). Cells grown on glass coverslips were fixed and permeabilized either with methanol–acetone (Figures 2, 3, 4) or with 3% formaldehyde–1% Triton X-100 (Supplementary Figure S4c online). For better detection of vinculin and LIM-domain proteins in sites of adhesion, cells were fixed in 1mgml−1 solution of cysteine-specific cross-linker BM[PEO]3 followed by cell permeabilization using 0.1% Triton X-100 (Figure 6a–c, Supplementary Figures S1 and S4a,b, and d online). Such treatment completely removed the cytosolic pool of the proteins. For live-cell imaging, the cell suspension (∼1 × 105 cells) was plated into a homemade chamber built on cover glass. The next day, the culture medium was replaced with imaging medium (L-15 plus 10% fetal bovine serum), and the chamber was imaged by the Eclipse Ti-E microscope (Nikon, Melville, NY) at 37°C controlled with Nikon’s NIS-Elements software. The microscope was equipped with an incubator chamber, a CoolSNAP HQ2 camera (Photometrics, Tucson, AZ), Plan Apo × 60/1.40 and Plan Apo VC × 100/1.40 lenses, and halogen and mercury light sources. Time-lapse images were taken in both FITC and TRITC channels in 1-second intervals using halogen light that minimized phototoxicity and photobleaching. All images were saved as Tiff files and processed using the ImageJ software (National Institutes of Health, Washington, DC). Subdiffraction-resolution images were taken using a Nikon N-SIM system available at the Imaging Center of Northwestern University. To reconstruct the subresolution structures, the images were analytically processed using the Nikon element Version 4 software.
In situ PLA

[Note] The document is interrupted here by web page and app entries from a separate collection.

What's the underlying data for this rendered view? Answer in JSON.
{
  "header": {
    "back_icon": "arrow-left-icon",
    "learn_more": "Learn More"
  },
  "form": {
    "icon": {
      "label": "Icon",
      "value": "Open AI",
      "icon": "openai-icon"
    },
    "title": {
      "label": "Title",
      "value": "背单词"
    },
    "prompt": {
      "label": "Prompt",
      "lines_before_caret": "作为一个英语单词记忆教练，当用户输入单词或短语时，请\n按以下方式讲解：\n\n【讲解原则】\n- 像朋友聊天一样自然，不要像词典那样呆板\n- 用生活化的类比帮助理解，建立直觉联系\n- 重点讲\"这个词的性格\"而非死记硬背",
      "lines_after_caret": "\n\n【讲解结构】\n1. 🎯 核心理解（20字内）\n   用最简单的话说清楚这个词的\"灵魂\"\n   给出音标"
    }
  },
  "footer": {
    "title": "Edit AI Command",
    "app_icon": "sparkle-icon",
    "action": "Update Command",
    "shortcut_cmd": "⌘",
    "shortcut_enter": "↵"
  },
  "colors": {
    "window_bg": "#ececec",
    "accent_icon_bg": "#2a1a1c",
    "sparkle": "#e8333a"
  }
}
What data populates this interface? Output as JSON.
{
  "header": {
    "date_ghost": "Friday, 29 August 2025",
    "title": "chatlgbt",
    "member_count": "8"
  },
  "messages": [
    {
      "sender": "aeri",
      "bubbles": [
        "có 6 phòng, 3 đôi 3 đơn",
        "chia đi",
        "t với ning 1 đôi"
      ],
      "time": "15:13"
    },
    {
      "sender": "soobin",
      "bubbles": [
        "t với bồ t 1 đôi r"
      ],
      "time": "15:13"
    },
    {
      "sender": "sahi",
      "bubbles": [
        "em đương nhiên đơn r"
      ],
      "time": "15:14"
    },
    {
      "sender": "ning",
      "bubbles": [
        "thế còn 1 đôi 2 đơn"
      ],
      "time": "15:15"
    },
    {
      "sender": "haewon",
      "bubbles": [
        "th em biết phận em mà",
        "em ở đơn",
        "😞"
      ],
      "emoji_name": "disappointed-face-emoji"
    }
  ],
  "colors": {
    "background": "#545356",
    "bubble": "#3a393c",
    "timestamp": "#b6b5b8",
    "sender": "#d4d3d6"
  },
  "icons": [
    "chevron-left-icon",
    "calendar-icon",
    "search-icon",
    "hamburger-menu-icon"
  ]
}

Cells were fixed with methanol–acetone and incubated for 30minutes with the rabbit anti-afadin polyclonal antibody (two different antibodies, which produced identical results, were tested) and mouse monoclonal anti-β-catenin or anti-α-catenin antibodies. Ligation and amplification were performed as described in the manufacturer’s protocol (Duolink In Situ PLA; Olink Bioscience) (Uppsala, Sweden) using the following reagents: PLA probe anti-rabbit plus, PLA probe anti-mouse minus, and detection reagent Red. After PLA, the samples were incubated for an additional 30minutes with FITC-labeled donkey antibody against mouse IgG.
We are grateful to Mr P Hoover (SDRC, Northwestern University) for providing human keratinocytes and Dr JK Wahl (University of Nebraska) for providing A431D cells. This work was supported by grants AR44016 and AR057992 from the National Institutes of Health.